British Doctors Trial - British Doctors Trial
Aspirin vs placebo for primary prevention
To determine if prophylactic daily aspirin would reduce the incidence of major cardiovascular events.
Patients Screened: ~20,000
Patients Enrolled: 5139
NYHA Class: Not reported
Mean Follow Up: 6 year
Mean Patient Age: <60: 47%, 60-69: 39%, 70-79: 14%
Mean Ejection Fraction: Not evaluated
Male physicians <80 years old who were listed in UK Medical Directory
Aspirin use or contraindications to its use History of peptic, ulcer, stroke, or MI
Fatal or nonfatal MI
Total mortality, nonfatal MI or stroke
Randomized in 2:1 fashion to aspirin 500 mg/day (or 300 mg/day enteric formulation) or no therapy (instructed to avoid aspirin). By 1 year, 19% allocated to aspirin stopped taking it, and during the next 5 years an additional 5% discontinued therapy. In the group allocated to avoid aspirin, ~2%/year began to use it, usually because vascular disease had developed.
There were no significant differences in the rates of fatal or nonfatal MI between the two groups (10.2/1000 pt years [aspirin] vs 9.7/1000 pt years). Daily aspirin was associated with a significant reduction in the frequency of confirmed transient cerebral attacks (1.6/1000 pt years vs 2.8/1000 pt years, p<0.05). However, the aspirin group had a small, nonsignificant excess of fatal and nonfatal strokes (4.8/1000 pt years vs 4.1/1000 pt years). Strokes defined as "probably hemorrhagic" also occurred at similar rates (0.16/1000 pt yrs [aspirin] vs 0.21/1000 pt years [controls]). All-cause and vascular mortality rates were 10% and 6%lower, respectively, in the aspirin group than in the control group (3.6% vs 4.2%, 4.3% vs 4.6%) but these differences were not statistically significant.
The use of aspirin for primary prevention was not associated with a significant reduction in major cardiovascular events.
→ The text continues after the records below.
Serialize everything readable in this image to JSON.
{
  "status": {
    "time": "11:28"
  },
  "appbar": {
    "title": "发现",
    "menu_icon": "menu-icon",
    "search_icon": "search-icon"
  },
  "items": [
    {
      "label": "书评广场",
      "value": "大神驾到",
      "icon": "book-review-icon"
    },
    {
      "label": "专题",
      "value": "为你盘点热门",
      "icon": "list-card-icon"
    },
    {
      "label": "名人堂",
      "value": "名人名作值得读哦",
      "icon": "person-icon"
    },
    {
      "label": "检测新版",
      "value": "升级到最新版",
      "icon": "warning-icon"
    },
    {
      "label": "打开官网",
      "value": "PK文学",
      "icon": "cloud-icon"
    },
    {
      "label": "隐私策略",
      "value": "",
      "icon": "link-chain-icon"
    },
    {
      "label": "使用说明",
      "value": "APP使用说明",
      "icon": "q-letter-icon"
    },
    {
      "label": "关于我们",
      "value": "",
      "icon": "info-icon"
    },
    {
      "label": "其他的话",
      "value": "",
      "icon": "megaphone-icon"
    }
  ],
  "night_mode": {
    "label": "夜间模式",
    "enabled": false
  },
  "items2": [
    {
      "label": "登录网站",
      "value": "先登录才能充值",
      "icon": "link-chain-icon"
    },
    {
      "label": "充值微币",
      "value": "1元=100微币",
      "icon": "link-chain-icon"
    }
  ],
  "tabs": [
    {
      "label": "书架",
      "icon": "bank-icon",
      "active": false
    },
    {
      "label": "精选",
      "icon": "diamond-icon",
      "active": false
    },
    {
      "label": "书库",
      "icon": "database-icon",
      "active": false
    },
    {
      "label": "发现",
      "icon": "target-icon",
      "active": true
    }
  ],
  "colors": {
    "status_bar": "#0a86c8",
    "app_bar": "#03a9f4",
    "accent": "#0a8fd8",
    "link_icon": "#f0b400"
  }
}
In particular, there was no reduction in nonfatal MI associated with aspirin use, a finding seen in the larger US Physicians Health Study (see N Engl J Med 1989;321:129–135).
BMJ 1988; 296: 313-6.
Keywords: Coronary Artery Disease, Stroke, Platelet Aggregation Inhibitors, Vascular Diseases, Primary Prevention
< Back to Listings